Start of Source data

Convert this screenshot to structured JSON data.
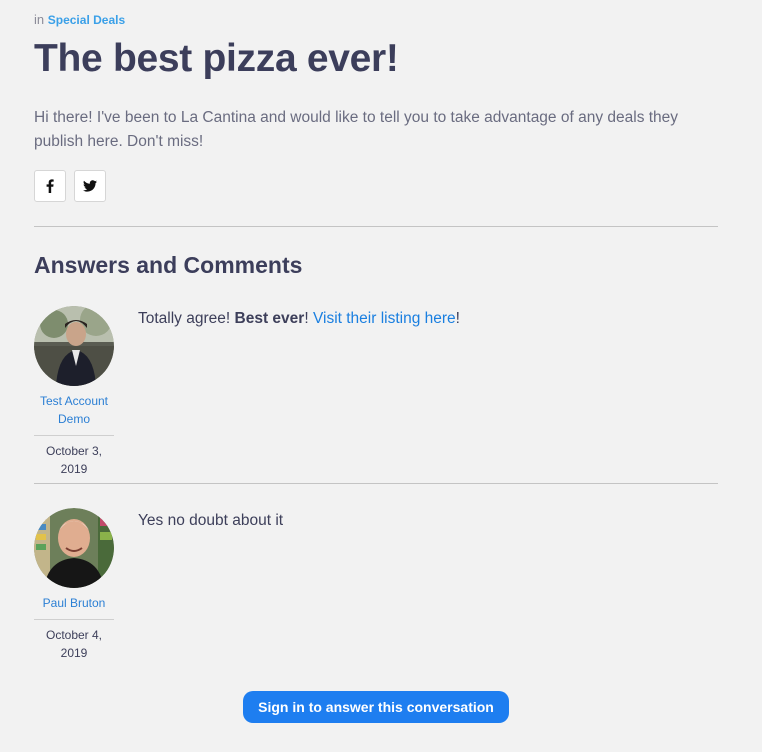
{
  "breadcrumb": {
    "prefix": "in",
    "category": "Special Deals"
  },
  "post": {
    "title": "The best pizza ever!",
    "body": "Hi there! I've been to La Cantina and would like to tell you to take advantage of any deals they publish here. Don't miss!"
  },
  "share": {
    "facebook_icon": "facebook-icon",
    "twitter_icon": "twitter-icon"
  },
  "comments_section": {
    "title": "Answers and Comments",
    "items": [
      {
        "author": "Test Account Demo",
        "date": "October 3, 2019",
        "text_part1": "Totally agree!",
        "text_part2": "Best ever",
        "text_part3": "!",
        "link_text": "Visit their listing here",
        "text_part4": "!"
      },
      {
        "author": "Paul Bruton",
        "date": "October 4, 2019",
        "text": "Yes no doubt about it"
      }
    ]
  },
  "actions": {
    "signin_label": "Sign in to answer this conversation"
  },
  "colors": {
    "accent": "#1e7ef0",
    "link": "#2b7fd4",
    "background": "#f2f2f2",
    "heading": "#3c3e5b"
  }
}
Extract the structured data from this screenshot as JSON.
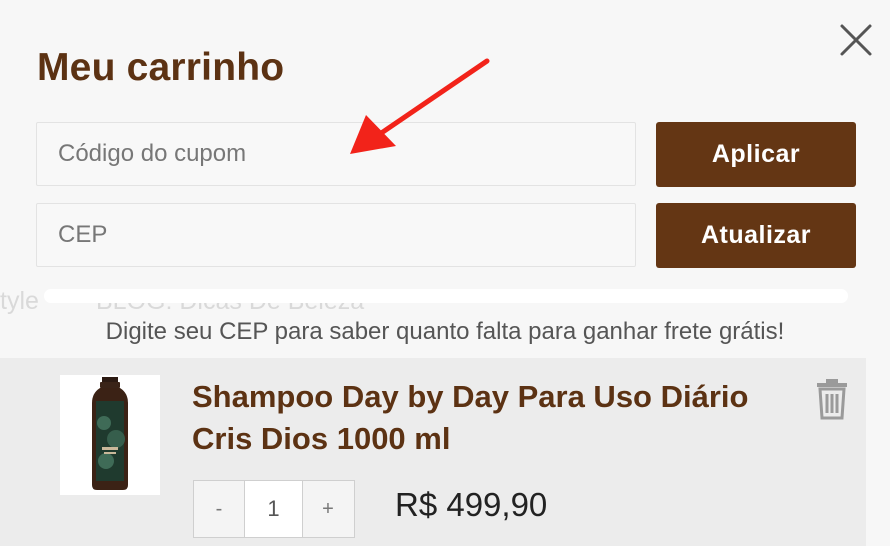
{
  "cart": {
    "title": "Meu carrinho",
    "coupon": {
      "placeholder": "Código do cupom",
      "button": "Aplicar"
    },
    "zip": {
      "placeholder": "CEP",
      "button": "Atualizar"
    },
    "shipping_progress": 0,
    "shipping_message": "Digite seu CEP para saber quanto falta para ganhar frete grátis!",
    "background_text": [
      "tyle",
      "BLOG: Dicas De Beleza"
    ]
  },
  "item": {
    "name": "Shampoo Day by Day Para Uso Diário Cris Dios 1000 ml",
    "quantity": "1",
    "decrement": "-",
    "increment": "+",
    "price": "R$ 499,90"
  },
  "icons": {
    "close": "close-icon",
    "trash": "trash-icon",
    "arrow": "annotation-arrow"
  },
  "colors": {
    "brand": "#5c3213",
    "button": "#643614",
    "arrow": "#f2231a"
  }
}
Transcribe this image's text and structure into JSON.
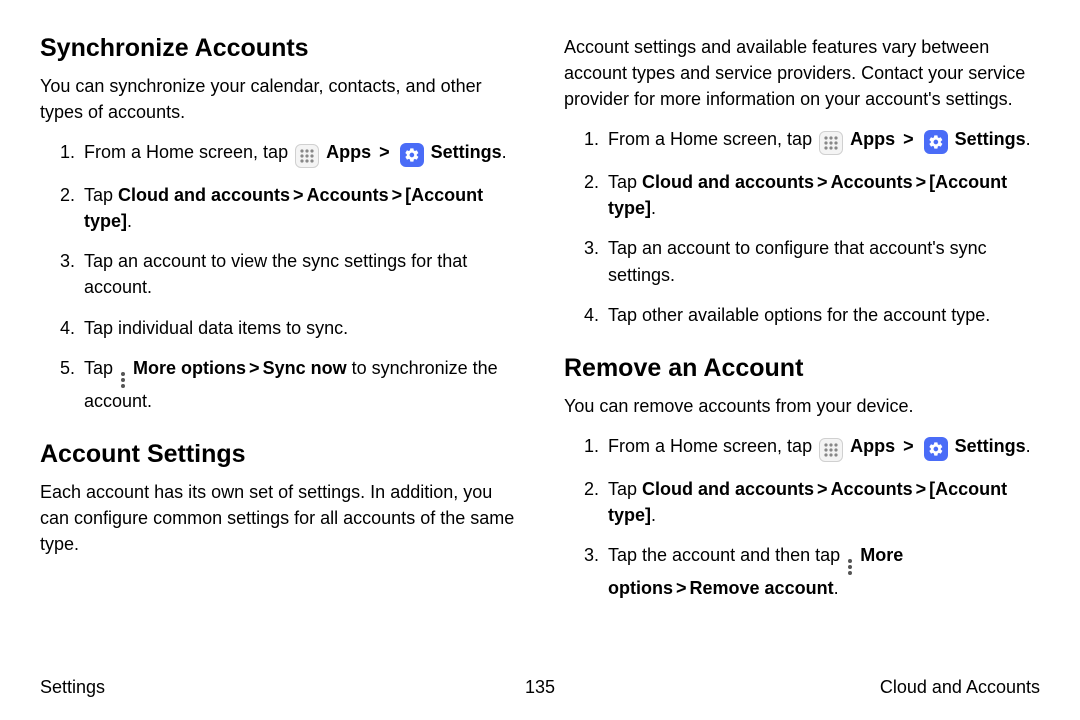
{
  "left": {
    "h_sync": "Synchronize Accounts",
    "p_sync": "You can synchronize your calendar, contacts, and other types of accounts.",
    "s1_a": "From a Home screen, tap ",
    "apps": "Apps",
    "settings": "Settings",
    "s2_a": "Tap ",
    "s2_b": "Cloud and accounts",
    "s2_c": "Accounts",
    "s2_d": "[Account type]",
    "s3": "Tap an account to view the sync settings for that account.",
    "s4": "Tap individual data items to sync.",
    "s5_a": "Tap ",
    "s5_b": "More options",
    "s5_c": "Sync now",
    "s5_d": " to synchronize the account.",
    "h_acct": "Account Settings",
    "p_acct": "Each account has its own set of settings. In addition, you can configure common settings for all accounts of the same type."
  },
  "right": {
    "p_top": "Account settings and available features vary between account types and service providers. Contact your service provider for more information on your account's settings.",
    "r3": "Tap an account to configure that account's sync settings.",
    "r4": "Tap other available options for the account type.",
    "h_remove": "Remove an Account",
    "p_remove": "You can remove accounts from your device.",
    "rm3_a": "Tap the account and then tap ",
    "rm3_b": "More options",
    "rm3_c": "Remove account"
  },
  "common": {
    "period": ".",
    "chev": ">"
  },
  "footer": {
    "left": "Settings",
    "page": "135",
    "right": "Cloud and Accounts"
  }
}
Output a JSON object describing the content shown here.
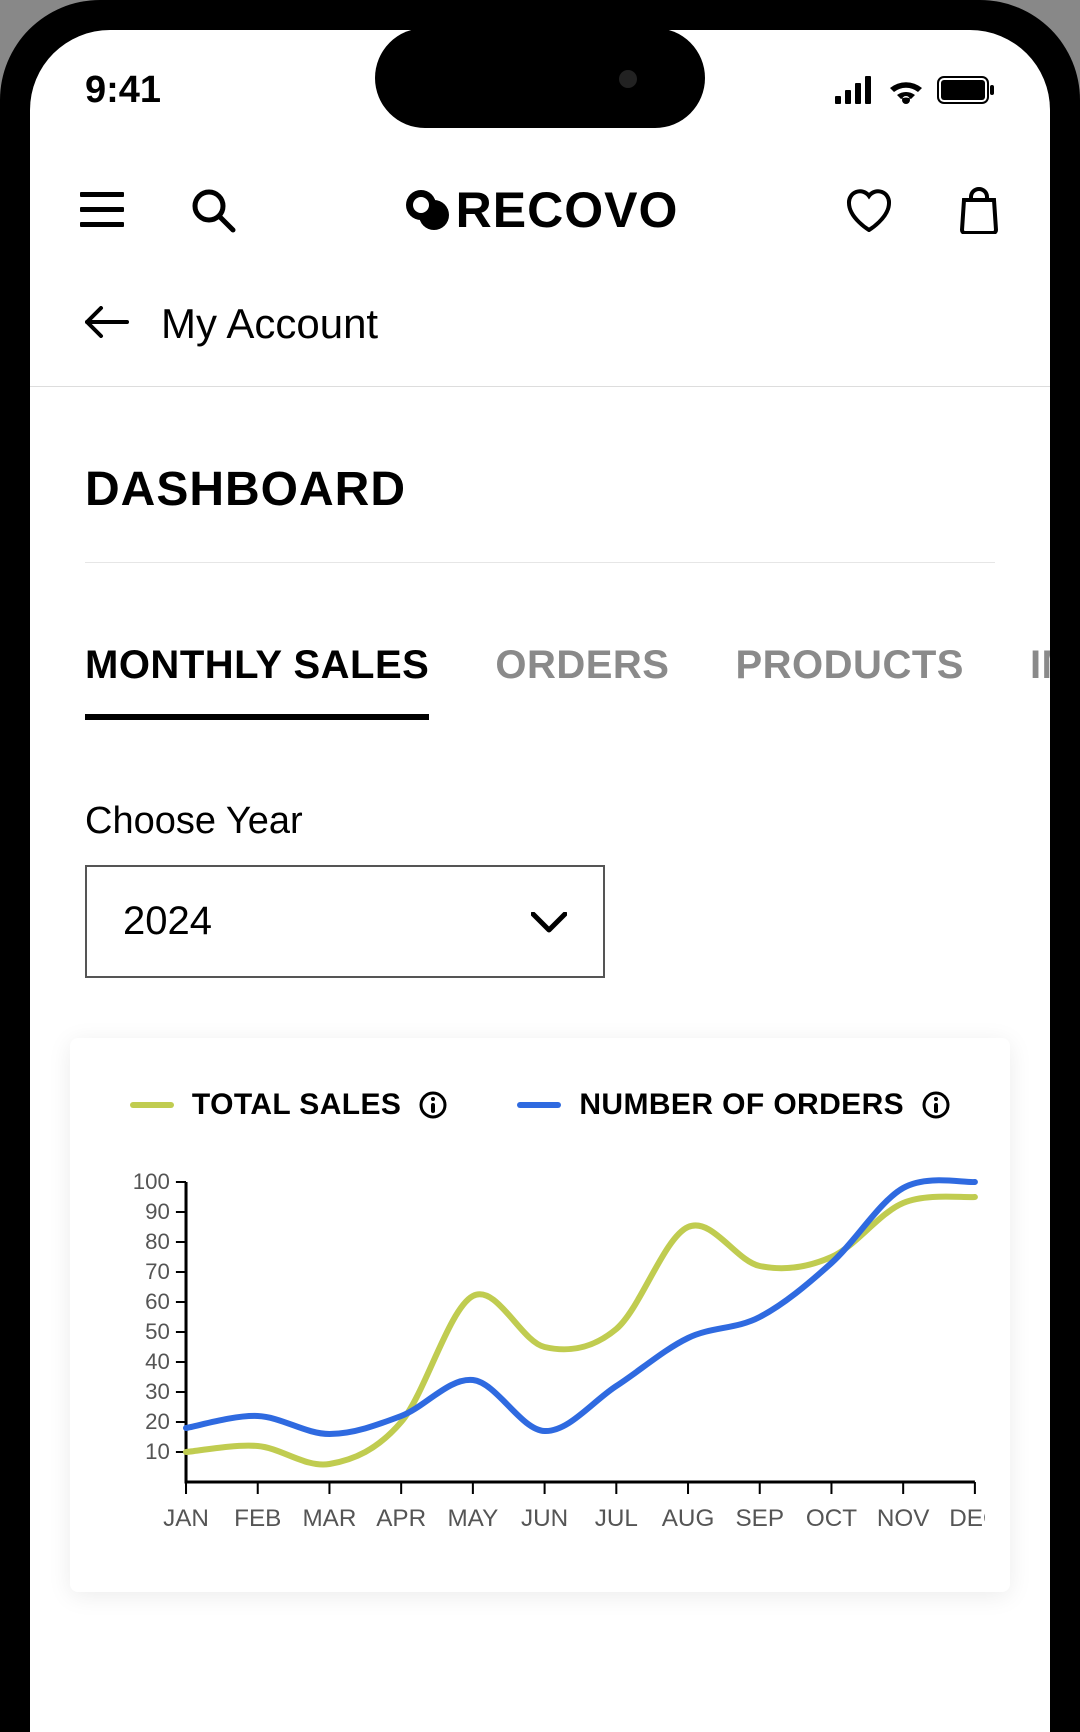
{
  "status": {
    "time": "9:41"
  },
  "header": {
    "brand": "RECOVO"
  },
  "breadcrumb": {
    "label": "My Account"
  },
  "page": {
    "title": "DASHBOARD"
  },
  "tabs": {
    "items": [
      {
        "label": "MONTHLY SALES",
        "active": true
      },
      {
        "label": "ORDERS",
        "active": false
      },
      {
        "label": "PRODUCTS",
        "active": false
      },
      {
        "label": "IMPA",
        "active": false
      }
    ]
  },
  "year_picker": {
    "label": "Choose Year",
    "value": "2024"
  },
  "legend": {
    "series1": {
      "label": "TOTAL SALES",
      "color": "#c0cc50"
    },
    "series2": {
      "label": "NUMBER OF ORDERS",
      "color": "#2f6ae0"
    }
  },
  "chart_data": {
    "type": "line",
    "title": "",
    "xlabel": "",
    "ylabel": "",
    "ylim": [
      0,
      100
    ],
    "y_ticks": [
      10,
      20,
      30,
      40,
      50,
      60,
      70,
      80,
      90,
      100
    ],
    "categories": [
      "JAN",
      "FEB",
      "MAR",
      "APR",
      "MAY",
      "JUN",
      "JUL",
      "AUG",
      "SEP",
      "OCT",
      "NOV",
      "DEC"
    ],
    "series": [
      {
        "name": "TOTAL SALES",
        "color": "#c0cc50",
        "values": [
          10,
          12,
          6,
          20,
          62,
          45,
          51,
          85,
          72,
          75,
          93,
          95
        ]
      },
      {
        "name": "NUMBER OF ORDERS",
        "color": "#2f6ae0",
        "values": [
          18,
          22,
          16,
          22,
          34,
          17,
          32,
          48,
          55,
          73,
          98,
          100
        ]
      }
    ]
  }
}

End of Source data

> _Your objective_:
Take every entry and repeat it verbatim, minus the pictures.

> _Task response_:
Convert this screenshot to structured JSON data.
{
  "breadcrumb": {
    "prefix": "in",
    "category": "Special Deals"
  },
  "post": {
    "title": "The best pizza ever!",
    "body": "Hi there! I've been to La Cantina and would like to tell you to take advantage of any deals they publish here. Don't miss!"
  },
  "share": {
    "facebook_icon": "facebook-icon",
    "twitter_icon": "twitter-icon"
  },
  "comments_section": {
    "title": "Answers and Comments",
    "items": [
      {
        "author": "Test Account Demo",
        "date": "October 3, 2019",
        "text_part1": "Totally agree!",
        "text_part2": "Best ever",
        "text_part3": "!",
        "link_text": "Visit their listing here",
        "text_part4": "!"
      },
      {
        "author": "Paul Bruton",
        "date": "October 4, 2019",
        "text": "Yes no doubt about it"
      }
    ]
  },
  "actions": {
    "signin_label": "Sign in to answer this conversation"
  },
  "colors": {
    "accent": "#1e7ef0",
    "link": "#2b7fd4",
    "background": "#f2f2f2",
    "heading": "#3c3e5b"
  }
}
Extract the structured data from this screenshot as JSON.
{
  "cart": {
    "title": "Meu carrinho",
    "coupon": {
      "placeholder": "Código do cupom",
      "button": "Aplicar"
    },
    "zip": {
      "placeholder": "CEP",
      "button": "Atualizar"
    },
    "shipping_progress": 0,
    "shipping_message": "Digite seu CEP para saber quanto falta para ganhar frete grátis!",
    "background_text": [
      "tyle",
      "BLOG: Dicas De Beleza"
    ]
  },
  "item": {
    "name": "Shampoo Day by Day Para Uso Diário Cris Dios 1000 ml",
    "quantity": "1",
    "decrement": "-",
    "increment": "+",
    "price": "R$ 499,90"
  },
  "icons": {
    "close": "close-icon",
    "trash": "trash-icon",
    "arrow": "annotation-arrow"
  },
  "colors": {
    "brand": "#5c3213",
    "button": "#643614",
    "arrow": "#f2231a"
  }
}
Transcribe this image's text and structure into JSON.
{
  "left": {
    "h_sync": "Synchronize Accounts",
    "p_sync": "You can synchronize your calendar, contacts, and other types of accounts.",
    "s1_a": "From a Home screen, tap ",
    "apps": "Apps",
    "settings": "Settings",
    "s2_a": "Tap ",
    "s2_b": "Cloud and accounts",
    "s2_c": "Accounts",
    "s2_d": "[Account type]",
    "s3": "Tap an account to view the sync settings for that account.",
    "s4": "Tap individual data items to sync.",
    "s5_a": "Tap ",
    "s5_b": "More options",
    "s5_c": "Sync now",
    "s5_d": " to synchronize the account.",
    "h_acct": "Account Settings",
    "p_acct": "Each account has its own set of settings. In addition, you can configure common settings for all accounts of the same type."
  },
  "right": {
    "p_top": "Account settings and available features vary between account types and service providers. Contact your service provider for more information on your account's settings.",
    "r3": "Tap an account to configure that account's sync settings.",
    "r4": "Tap other available options for the account type.",
    "h_remove": "Remove an Account",
    "p_remove": "You can remove accounts from your device.",
    "rm3_a": "Tap the account and then tap ",
    "rm3_b": "More options",
    "rm3_c": "Remove account"
  },
  "common": {
    "period": ".",
    "chev": ">"
  },
  "footer": {
    "left": "Settings",
    "page": "135",
    "right": "Cloud and Accounts"
  }
}
Output a JSON object describing the content shown here.
{
  "status": {
    "time": "9:41"
  },
  "header": {
    "brand": "RECOVO"
  },
  "breadcrumb": {
    "label": "My Account"
  },
  "page": {
    "title": "DASHBOARD"
  },
  "tabs": {
    "items": [
      {
        "label": "MONTHLY SALES",
        "active": true
      },
      {
        "label": "ORDERS",
        "active": false
      },
      {
        "label": "PRODUCTS",
        "active": false
      },
      {
        "label": "IMPA",
        "active": false
      }
    ]
  },
  "year_picker": {
    "label": "Choose Year",
    "value": "2024"
  },
  "legend": {
    "series1": {
      "label": "TOTAL SALES",
      "color": "#c0cc50"
    },
    "series2": {
      "label": "NUMBER OF ORDERS",
      "color": "#2f6ae0"
    }
  },
  "chart_data": {
    "type": "line",
    "title": "",
    "xlabel": "",
    "ylabel": "",
    "ylim": [
      0,
      100
    ],
    "y_ticks": [
      10,
      20,
      30,
      40,
      50,
      60,
      70,
      80,
      90,
      100
    ],
    "categories": [
      "JAN",
      "FEB",
      "MAR",
      "APR",
      "MAY",
      "JUN",
      "JUL",
      "AUG",
      "SEP",
      "OCT",
      "NOV",
      "DEC"
    ],
    "series": [
      {
        "name": "TOTAL SALES",
        "color": "#c0cc50",
        "values": [
          10,
          12,
          6,
          20,
          62,
          45,
          51,
          85,
          72,
          75,
          93,
          95
        ]
      },
      {
        "name": "NUMBER OF ORDERS",
        "color": "#2f6ae0",
        "values": [
          18,
          22,
          16,
          22,
          34,
          17,
          32,
          48,
          55,
          73,
          98,
          100
        ]
      }
    ]
  }
}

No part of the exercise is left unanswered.